“The first summer after my family moved to Pagosa, I met J.T. on my first day of work at the old Backcountry Angler in downtown Pagosa,” recalled Hughen. “He was working behind the counter and simply said, ‘We’re hanging out this summer.’ He’s a larger than life character, and it felt like I’d met the coolest guy in the world. Xenie, though, he was much more elusive.
“Most people don’t know there’s a living legend in their own town,” explained Hughen. In the fly shop, the walls were covered in photos from a “crazy-looking dude,” who was, for Hudson, J.T. and Hughen, a fishing god.
“Those years in Pagosa, banging around in pickup trucks with J.T. and Xenie, is a memory of pure freedom.
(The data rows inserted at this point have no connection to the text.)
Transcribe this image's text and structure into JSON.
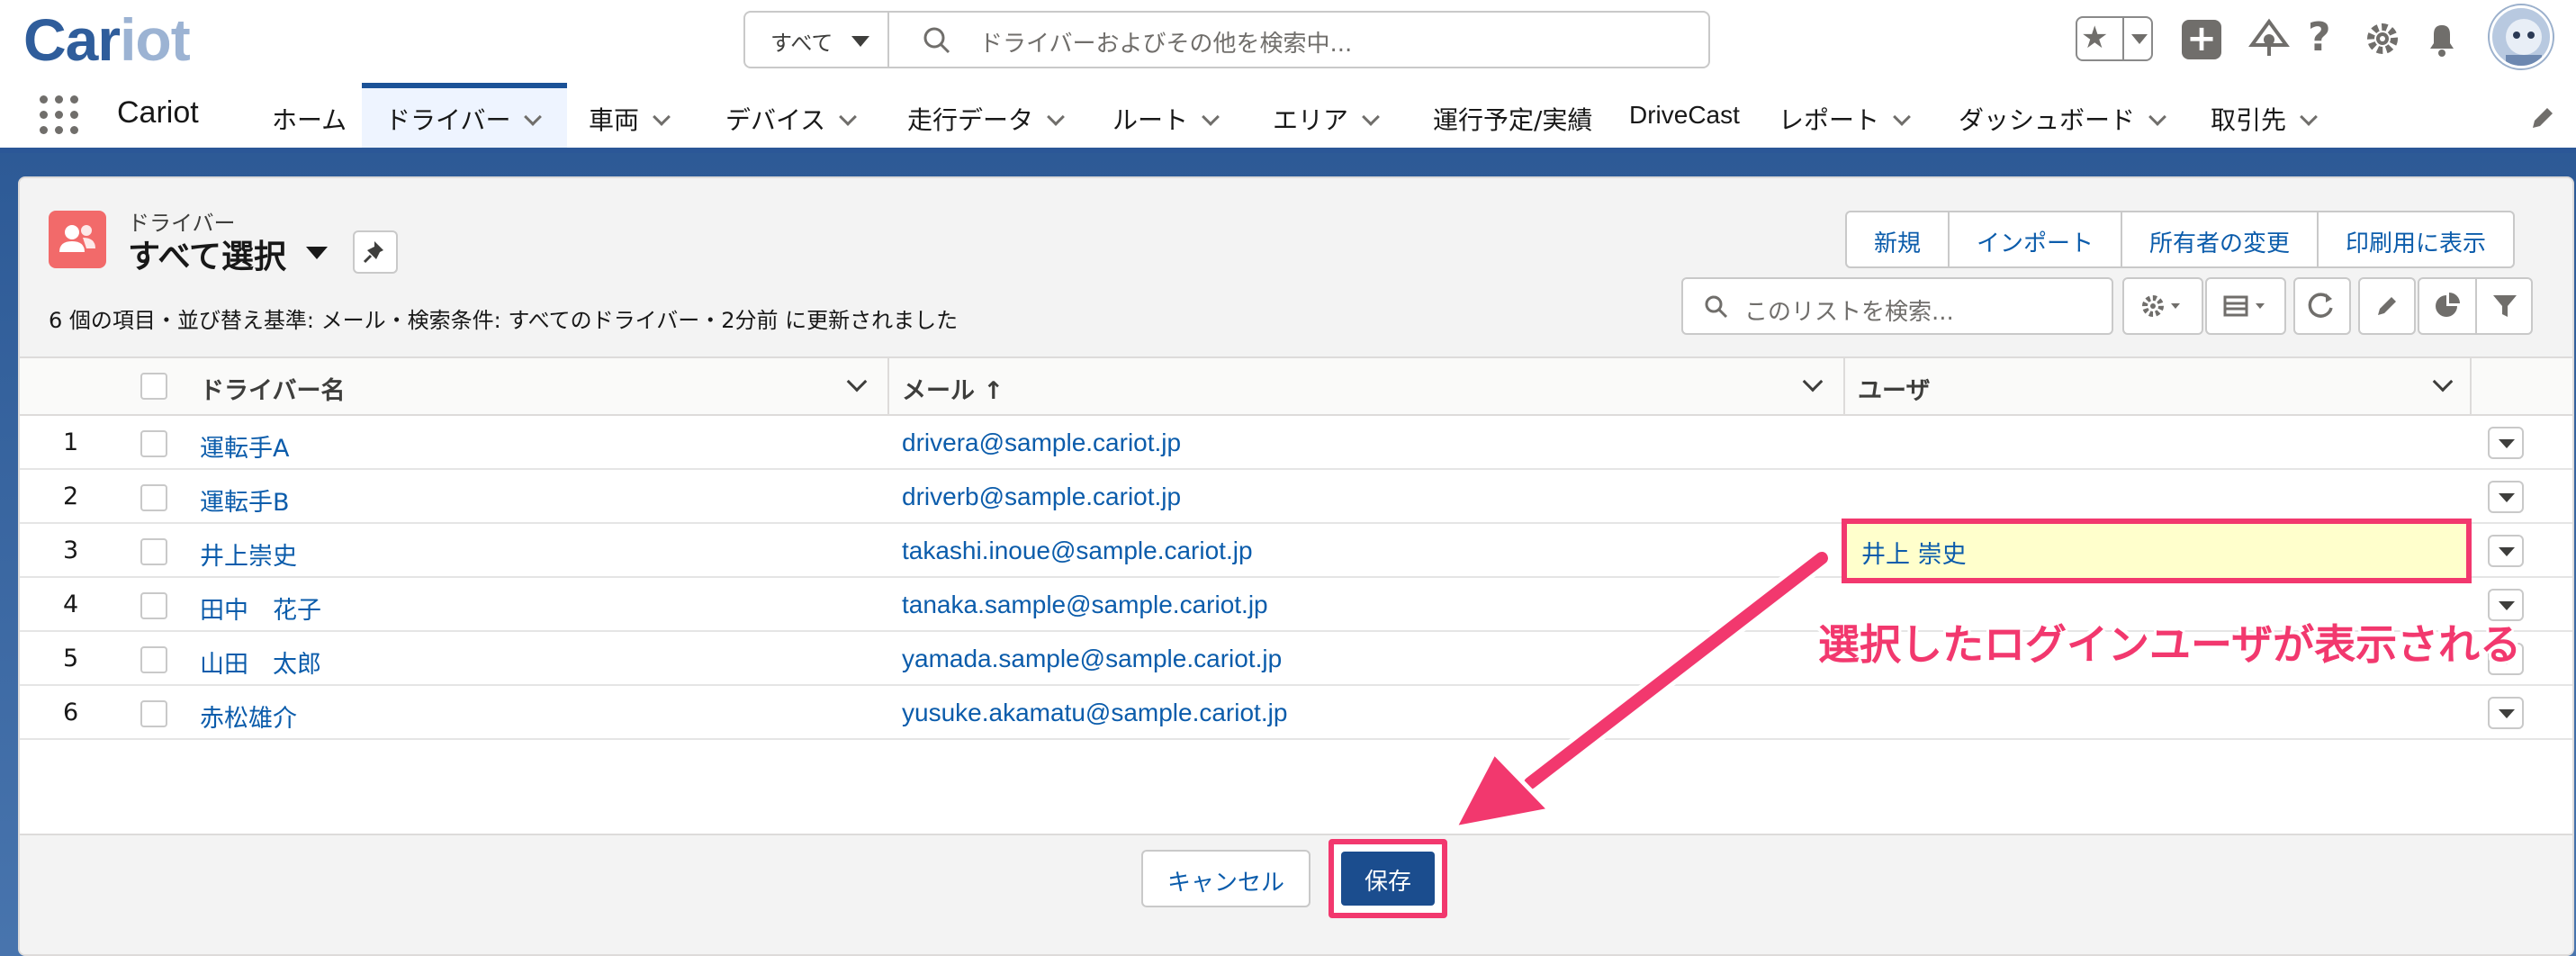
{
  "header": {
    "logo_main": "Car",
    "logo_light": "iot",
    "search_scope": "すべて",
    "search_placeholder": "ドライバーおよびその他を検索中..."
  },
  "nav": {
    "app_name": "Cariot",
    "items": [
      {
        "label": "ホーム",
        "has_menu": false
      },
      {
        "label": "ドライバー",
        "has_menu": true,
        "active": true
      },
      {
        "label": "車両",
        "has_menu": true
      },
      {
        "label": "デバイス",
        "has_menu": true
      },
      {
        "label": "走行データ",
        "has_menu": true
      },
      {
        "label": "ルート",
        "has_menu": true
      },
      {
        "label": "エリア",
        "has_menu": true
      },
      {
        "label": "運行予定/実績",
        "has_menu": false
      },
      {
        "label": "DriveCast",
        "has_menu": false
      },
      {
        "label": "レポート",
        "has_menu": true
      },
      {
        "label": "ダッシュボード",
        "has_menu": true
      },
      {
        "label": "取引先",
        "has_menu": true
      }
    ]
  },
  "list": {
    "object_type": "ドライバー",
    "view_name": "すべて選択",
    "info": "6 個の項目・並び替え基準: メール・検索条件: すべてのドライバー・2分前 に更新されました",
    "actions": [
      "新規",
      "インポート",
      "所有者の変更",
      "印刷用に表示"
    ],
    "search_placeholder": "このリストを検索..."
  },
  "table": {
    "columns": [
      "ドライバー名",
      "メール ↑",
      "ユーザ"
    ],
    "rows": [
      {
        "num": "1",
        "name": "運転手A",
        "email": "drivera@sample.cariot.jp",
        "user": ""
      },
      {
        "num": "2",
        "name": "運転手B",
        "email": "driverb@sample.cariot.jp",
        "user": ""
      },
      {
        "num": "3",
        "name": "井上崇史",
        "email": "takashi.inoue@sample.cariot.jp",
        "user": "井上 崇史"
      },
      {
        "num": "4",
        "name": "田中　花子",
        "email": "tanaka.sample@sample.cariot.jp",
        "user": ""
      },
      {
        "num": "5",
        "name": "山田　太郎",
        "email": "yamada.sample@sample.cariot.jp",
        "user": ""
      },
      {
        "num": "6",
        "name": "赤松雄介",
        "email": "yusuke.akamatu@sample.cariot.jp",
        "user": ""
      }
    ]
  },
  "annotation": {
    "text": "選択したログインユーザが表示される",
    "color": "#f2386e"
  },
  "footer": {
    "cancel_label": "キャンセル",
    "save_label": "保存"
  }
}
To see the world as a fifteen-year-old kid through the wild eyes of these two was an unforgettable experience,” Hughen said.
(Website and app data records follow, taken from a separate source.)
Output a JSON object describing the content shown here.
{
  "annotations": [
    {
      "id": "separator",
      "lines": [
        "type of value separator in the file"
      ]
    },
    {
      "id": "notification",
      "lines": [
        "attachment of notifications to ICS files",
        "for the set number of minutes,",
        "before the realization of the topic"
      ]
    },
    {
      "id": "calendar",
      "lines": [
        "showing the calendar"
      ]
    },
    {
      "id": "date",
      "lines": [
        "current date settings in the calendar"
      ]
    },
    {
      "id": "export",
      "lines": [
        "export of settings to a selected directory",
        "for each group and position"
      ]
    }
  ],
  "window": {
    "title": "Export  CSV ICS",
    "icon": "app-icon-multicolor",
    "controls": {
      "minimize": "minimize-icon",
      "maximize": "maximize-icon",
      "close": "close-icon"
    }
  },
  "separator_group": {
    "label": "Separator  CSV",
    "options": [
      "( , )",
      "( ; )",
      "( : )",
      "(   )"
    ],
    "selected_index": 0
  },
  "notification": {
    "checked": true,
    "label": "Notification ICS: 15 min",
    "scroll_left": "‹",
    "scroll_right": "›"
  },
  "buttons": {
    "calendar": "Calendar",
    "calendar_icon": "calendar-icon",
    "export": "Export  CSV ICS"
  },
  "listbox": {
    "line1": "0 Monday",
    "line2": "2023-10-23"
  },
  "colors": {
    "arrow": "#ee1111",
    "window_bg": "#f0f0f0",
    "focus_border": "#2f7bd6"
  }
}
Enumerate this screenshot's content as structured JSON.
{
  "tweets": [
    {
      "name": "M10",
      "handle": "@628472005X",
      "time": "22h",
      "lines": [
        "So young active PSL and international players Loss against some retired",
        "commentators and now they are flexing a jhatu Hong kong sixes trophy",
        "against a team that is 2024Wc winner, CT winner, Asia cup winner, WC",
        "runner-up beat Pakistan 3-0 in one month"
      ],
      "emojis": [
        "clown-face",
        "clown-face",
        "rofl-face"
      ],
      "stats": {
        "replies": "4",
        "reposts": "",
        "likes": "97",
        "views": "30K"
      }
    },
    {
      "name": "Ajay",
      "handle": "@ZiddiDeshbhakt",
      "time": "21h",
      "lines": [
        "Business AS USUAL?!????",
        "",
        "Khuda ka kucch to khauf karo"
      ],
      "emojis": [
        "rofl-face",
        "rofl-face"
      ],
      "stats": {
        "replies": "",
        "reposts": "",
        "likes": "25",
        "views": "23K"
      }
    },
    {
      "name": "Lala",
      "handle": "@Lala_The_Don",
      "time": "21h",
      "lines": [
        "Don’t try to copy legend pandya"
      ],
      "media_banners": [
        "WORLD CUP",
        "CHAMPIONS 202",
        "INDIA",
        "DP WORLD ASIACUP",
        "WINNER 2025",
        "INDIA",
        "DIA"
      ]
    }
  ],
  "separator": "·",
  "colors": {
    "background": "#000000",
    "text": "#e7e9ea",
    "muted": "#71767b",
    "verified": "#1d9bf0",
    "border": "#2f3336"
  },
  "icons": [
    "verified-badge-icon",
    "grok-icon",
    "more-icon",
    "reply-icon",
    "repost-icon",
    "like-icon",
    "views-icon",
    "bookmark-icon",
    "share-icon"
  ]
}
Hughen brought Hudson into the mix. From school, to snowboarding, to fly fishing, Hudson and Hughen spent their high school days in Pagosa. Then, as they left for college, they even spent a year as roommates. Yet, after that, Hughen recalls, they lost touch.
“For whatever reason time passed, and it was a solid 10 years or so that went by without talking,” Hughen said.
Hudson had gone into filmmaking, working as a cinematographer on features and commercials. Hughen worked at Scripps Institute of Oceanography as part of a expedition research team for the past decade. However, when both came back to Pagosa for the holidays, they’d see each other. Hughen, in half jest, suggested to Hudson that they collaborate on a movie together, a movie on fly fishing.
“I think he laughed and said, ‘What would that be?’ About a minute later, he asked, ‘What are J.T. and Xenie up to?’ ‘Exactly,’ I said .”
Both Hughen and Hudson had full-time jobs 1,000 miles apart from each other. Hudson lives in Denver, Hughen in southern California, yet, despite the distance, they pursued this idea.
“I told him (Hudson) a little bit about a recent trip I had gone on with them (Xenie and J.T.), and how different it was, and how I think we were all a bit nostalgic, but also frustrated that things weren’t like they used to be,” said Hughen. “It’s a common part of the human experience to grow up and grow apart, and that became the central theme we always came back to in our early talks about this film. “
“I think the film connects with non-fishing audiences mainly because its themes are universal: The price and reward of living an uncompromising life. The ebb and flow of old friendships. The difficulty of reconciling your youthful dreams with who you’ve become. And it doesn’t hurt to have two complex and fascinating characters,” Hudson said.
The film has been screened at numerous film festivals including the South by Southwest Film Festival, where it won the audience award, and the Dallas International Film Festival. “Low and Clear” was also screened as part of the recent International Documentary Festival in Amsterdam.
To view the trailer and purchase the DVD, go to lowandclear.com.